* _Exercise instructions_
What follows is a set of records; copy all of it exactly.

* _Source material_
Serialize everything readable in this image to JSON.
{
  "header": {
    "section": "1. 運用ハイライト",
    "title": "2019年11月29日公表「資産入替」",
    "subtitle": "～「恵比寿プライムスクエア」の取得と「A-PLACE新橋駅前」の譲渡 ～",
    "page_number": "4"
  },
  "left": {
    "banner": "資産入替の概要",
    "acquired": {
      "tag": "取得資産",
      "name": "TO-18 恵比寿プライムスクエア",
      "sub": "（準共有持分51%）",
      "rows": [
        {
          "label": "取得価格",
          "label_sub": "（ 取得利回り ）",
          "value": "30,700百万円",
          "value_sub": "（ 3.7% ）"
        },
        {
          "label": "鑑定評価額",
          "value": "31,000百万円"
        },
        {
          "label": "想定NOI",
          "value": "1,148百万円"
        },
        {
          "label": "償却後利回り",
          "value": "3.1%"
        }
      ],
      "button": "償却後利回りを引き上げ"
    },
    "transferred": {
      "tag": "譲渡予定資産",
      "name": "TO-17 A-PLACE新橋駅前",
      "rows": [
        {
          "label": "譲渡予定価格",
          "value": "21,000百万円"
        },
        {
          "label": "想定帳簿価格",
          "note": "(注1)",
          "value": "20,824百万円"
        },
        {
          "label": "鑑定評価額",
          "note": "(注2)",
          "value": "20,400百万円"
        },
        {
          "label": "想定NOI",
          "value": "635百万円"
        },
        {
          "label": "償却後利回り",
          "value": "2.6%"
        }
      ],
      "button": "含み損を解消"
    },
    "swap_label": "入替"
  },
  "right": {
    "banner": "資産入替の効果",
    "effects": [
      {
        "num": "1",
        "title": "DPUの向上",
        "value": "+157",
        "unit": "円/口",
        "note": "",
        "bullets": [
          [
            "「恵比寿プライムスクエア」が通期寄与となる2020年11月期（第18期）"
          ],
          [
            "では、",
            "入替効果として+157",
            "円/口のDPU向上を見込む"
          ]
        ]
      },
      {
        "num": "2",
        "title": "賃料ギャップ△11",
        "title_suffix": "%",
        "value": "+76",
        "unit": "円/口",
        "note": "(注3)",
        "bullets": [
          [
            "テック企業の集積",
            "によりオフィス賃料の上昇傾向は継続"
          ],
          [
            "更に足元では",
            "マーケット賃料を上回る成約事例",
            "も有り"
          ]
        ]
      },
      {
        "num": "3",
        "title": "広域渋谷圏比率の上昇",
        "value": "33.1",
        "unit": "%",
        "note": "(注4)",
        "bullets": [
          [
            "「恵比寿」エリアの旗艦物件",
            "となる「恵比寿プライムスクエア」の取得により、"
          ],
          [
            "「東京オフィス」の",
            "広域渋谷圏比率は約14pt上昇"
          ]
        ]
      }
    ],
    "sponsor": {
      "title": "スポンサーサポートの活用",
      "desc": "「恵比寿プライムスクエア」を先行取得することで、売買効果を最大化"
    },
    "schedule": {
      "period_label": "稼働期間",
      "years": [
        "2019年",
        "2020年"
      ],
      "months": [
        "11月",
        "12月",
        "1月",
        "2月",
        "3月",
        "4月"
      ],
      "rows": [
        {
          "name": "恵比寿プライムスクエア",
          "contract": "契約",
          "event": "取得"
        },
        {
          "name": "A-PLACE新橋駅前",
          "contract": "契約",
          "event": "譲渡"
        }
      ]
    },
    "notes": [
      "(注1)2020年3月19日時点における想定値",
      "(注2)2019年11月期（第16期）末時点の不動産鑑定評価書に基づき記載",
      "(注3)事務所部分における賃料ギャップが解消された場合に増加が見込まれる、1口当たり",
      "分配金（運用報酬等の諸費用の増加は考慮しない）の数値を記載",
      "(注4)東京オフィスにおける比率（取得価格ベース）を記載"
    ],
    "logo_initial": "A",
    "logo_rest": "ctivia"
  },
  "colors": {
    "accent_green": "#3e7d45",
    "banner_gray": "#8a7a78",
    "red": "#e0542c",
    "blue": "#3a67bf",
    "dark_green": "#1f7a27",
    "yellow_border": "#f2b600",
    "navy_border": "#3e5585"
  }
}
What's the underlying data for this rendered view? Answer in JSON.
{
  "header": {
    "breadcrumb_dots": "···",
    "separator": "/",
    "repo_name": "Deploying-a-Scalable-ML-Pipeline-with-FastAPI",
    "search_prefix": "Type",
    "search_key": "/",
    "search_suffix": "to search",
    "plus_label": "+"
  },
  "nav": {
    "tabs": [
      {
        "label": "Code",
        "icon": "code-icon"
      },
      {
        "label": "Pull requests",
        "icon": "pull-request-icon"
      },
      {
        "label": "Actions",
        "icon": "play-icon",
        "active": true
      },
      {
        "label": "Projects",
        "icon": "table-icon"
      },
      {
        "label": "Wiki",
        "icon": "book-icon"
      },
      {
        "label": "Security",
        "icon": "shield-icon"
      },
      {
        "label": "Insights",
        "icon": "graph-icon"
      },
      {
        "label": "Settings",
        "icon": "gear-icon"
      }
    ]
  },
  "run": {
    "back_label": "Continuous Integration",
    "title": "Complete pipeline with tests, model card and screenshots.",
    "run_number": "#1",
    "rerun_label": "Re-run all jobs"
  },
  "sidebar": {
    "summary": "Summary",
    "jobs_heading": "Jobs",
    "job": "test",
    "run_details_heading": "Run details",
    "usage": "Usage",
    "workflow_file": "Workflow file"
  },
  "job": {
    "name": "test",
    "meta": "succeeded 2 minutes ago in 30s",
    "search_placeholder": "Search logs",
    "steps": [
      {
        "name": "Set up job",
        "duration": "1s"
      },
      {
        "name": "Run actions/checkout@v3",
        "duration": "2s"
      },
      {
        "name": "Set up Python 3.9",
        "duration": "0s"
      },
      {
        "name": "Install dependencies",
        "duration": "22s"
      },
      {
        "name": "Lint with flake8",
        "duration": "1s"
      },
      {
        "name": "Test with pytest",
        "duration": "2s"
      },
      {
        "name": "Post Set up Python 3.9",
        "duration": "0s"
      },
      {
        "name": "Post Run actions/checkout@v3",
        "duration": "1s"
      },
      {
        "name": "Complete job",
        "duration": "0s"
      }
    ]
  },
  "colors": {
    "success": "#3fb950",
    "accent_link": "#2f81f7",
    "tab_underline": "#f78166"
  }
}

* _Completed task_
Serialize everything readable in this image to JSON.
{
  "header": {
    "section": "1. 運用ハイライト",
    "title": "2019年11月29日公表「資産入替」",
    "subtitle": "～「恵比寿プライムスクエア」の取得と「A-PLACE新橋駅前」の譲渡 ～",
    "page_number": "4"
  },
  "left": {
    "banner": "資産入替の概要",
    "acquired": {
      "tag": "取得資産",
      "name": "TO-18 恵比寿プライムスクエア",
      "sub": "（準共有持分51%）",
      "rows": [
        {
          "label": "取得価格",
          "label_sub": "（ 取得利回り ）",
          "value": "30,700百万円",
          "value_sub": "（ 3.7% ）"
        },
        {
          "label": "鑑定評価額",
          "value": "31,000百万円"
        },
        {
          "label": "想定NOI",
          "value": "1,148百万円"
        },
        {
          "label": "償却後利回り",
          "value": "3.1%"
        }
      ],
      "button": "償却後利回りを引き上げ"
    },
    "transferred": {
      "tag": "譲渡予定資産",
      "name": "TO-17 A-PLACE新橋駅前",
      "rows": [
        {
          "label": "譲渡予定価格",
          "value": "21,000百万円"
        },
        {
          "label": "想定帳簿価格",
          "note": "(注1)",
          "value": "20,824百万円"
        },
        {
          "label": "鑑定評価額",
          "note": "(注2)",
          "value": "20,400百万円"
        },
        {
          "label": "想定NOI",
          "value": "635百万円"
        },
        {
          "label": "償却後利回り",
          "value": "2.6%"
        }
      ],
      "button": "含み損を解消"
    },
    "swap_label": "入替"
  },
  "right": {
    "banner": "資産入替の効果",
    "effects": [
      {
        "num": "1",
        "title": "DPUの向上",
        "value": "+157",
        "unit": "円/口",
        "note": "",
        "bullets": [
          [
            "「恵比寿プライムスクエア」が通期寄与となる2020年11月期（第18期）"
          ],
          [
            "では、",
            "入替効果として+157",
            "円/口のDPU向上を見込む"
          ]
        ]
      },
      {
        "num": "2",
        "title": "賃料ギャップ△11",
        "title_suffix": "%",
        "value": "+76",
        "unit": "円/口",
        "note": "(注3)",
        "bullets": [
          [
            "テック企業の集積",
            "によりオフィス賃料の上昇傾向は継続"
          ],
          [
            "更に足元では",
            "マーケット賃料を上回る成約事例",
            "も有り"
          ]
        ]
      },
      {
        "num": "3",
        "title": "広域渋谷圏比率の上昇",
        "value": "33.1",
        "unit": "%",
        "note": "(注4)",
        "bullets": [
          [
            "「恵比寿」エリアの旗艦物件",
            "となる「恵比寿プライムスクエア」の取得により、"
          ],
          [
            "「東京オフィス」の",
            "広域渋谷圏比率は約14pt上昇"
          ]
        ]
      }
    ],
    "sponsor": {
      "title": "スポンサーサポートの活用",
      "desc": "「恵比寿プライムスクエア」を先行取得することで、売買効果を最大化"
    },
    "schedule": {
      "period_label": "稼働期間",
      "years": [
        "2019年",
        "2020年"
      ],
      "months": [
        "11月",
        "12月",
        "1月",
        "2月",
        "3月",
        "4月"
      ],
      "rows": [
        {
          "name": "恵比寿プライムスクエア",
          "contract": "契約",
          "event": "取得"
        },
        {
          "name": "A-PLACE新橋駅前",
          "contract": "契約",
          "event": "譲渡"
        }
      ]
    },
    "notes": [
      "(注1)2020年3月19日時点における想定値",
      "(注2)2019年11月期（第16期）末時点の不動産鑑定評価書に基づき記載",
      "(注3)事務所部分における賃料ギャップが解消された場合に増加が見込まれる、1口当たり",
      "分配金（運用報酬等の諸費用の増加は考慮しない）の数値を記載",
      "(注4)東京オフィスにおける比率（取得価格ベース）を記載"
    ],
    "logo_initial": "A",
    "logo_rest": "ctivia"
  },
  "colors": {
    "accent_green": "#3e7d45",
    "banner_gray": "#8a7a78",
    "red": "#e0542c",
    "blue": "#3a67bf",
    "dark_green": "#1f7a27",
    "yellow_border": "#f2b600",
    "navy_border": "#3e5585"
  }
}
What's the underlying data for this rendered view? Answer in JSON.
{
  "header": {
    "breadcrumb_dots": "···",
    "separator": "/",
    "repo_name": "Deploying-a-Scalable-ML-Pipeline-with-FastAPI",
    "search_prefix": "Type",
    "search_key": "/",
    "search_suffix": "to search",
    "plus_label": "+"
  },
  "nav": {
    "tabs": [
      {
        "label": "Code",
        "icon": "code-icon"
      },
      {
        "label": "Pull requests",
        "icon": "pull-request-icon"
      },
      {
        "label": "Actions",
        "icon": "play-icon",
        "active": true
      },
      {
        "label": "Projects",
        "icon": "table-icon"
      },
      {
        "label": "Wiki",
        "icon": "book-icon"
      },
      {
        "label": "Security",
        "icon": "shield-icon"
      },
      {
        "label": "Insights",
        "icon": "graph-icon"
      },
      {
        "label": "Settings",
        "icon": "gear-icon"
      }
    ]
  },
  "run": {
    "back_label": "Continuous Integration",
    "title": "Complete pipeline with tests, model card and screenshots.",
    "run_number": "#1",
    "rerun_label": "Re-run all jobs"
  },
  "sidebar": {
    "summary": "Summary",
    "jobs_heading": "Jobs",
    "job": "test",
    "run_details_heading": "Run details",
    "usage": "Usage",
    "workflow_file": "Workflow file"
  },
  "job": {
    "name": "test",
    "meta": "succeeded 2 minutes ago in 30s",
    "search_placeholder": "Search logs",
    "steps": [
      {
        "name": "Set up job",
        "duration": "1s"
      },
      {
        "name": "Run actions/checkout@v3",
        "duration": "2s"
      },
      {
        "name": "Set up Python 3.9",
        "duration": "0s"
      },
      {
        "name": "Install dependencies",
        "duration": "22s"
      },
      {
        "name": "Lint with flake8",
        "duration": "1s"
      },
      {
        "name": "Test with pytest",
        "duration": "2s"
      },
      {
        "name": "Post Set up Python 3.9",
        "duration": "0s"
      },
      {
        "name": "Post Run actions/checkout@v3",
        "duration": "1s"
      },
      {
        "name": "Complete job",
        "duration": "0s"
      }
    ]
  },
  "colors": {
    "success": "#3fb950",
    "accent_link": "#2f81f7",
    "tab_underline": "#f78166"
  }
}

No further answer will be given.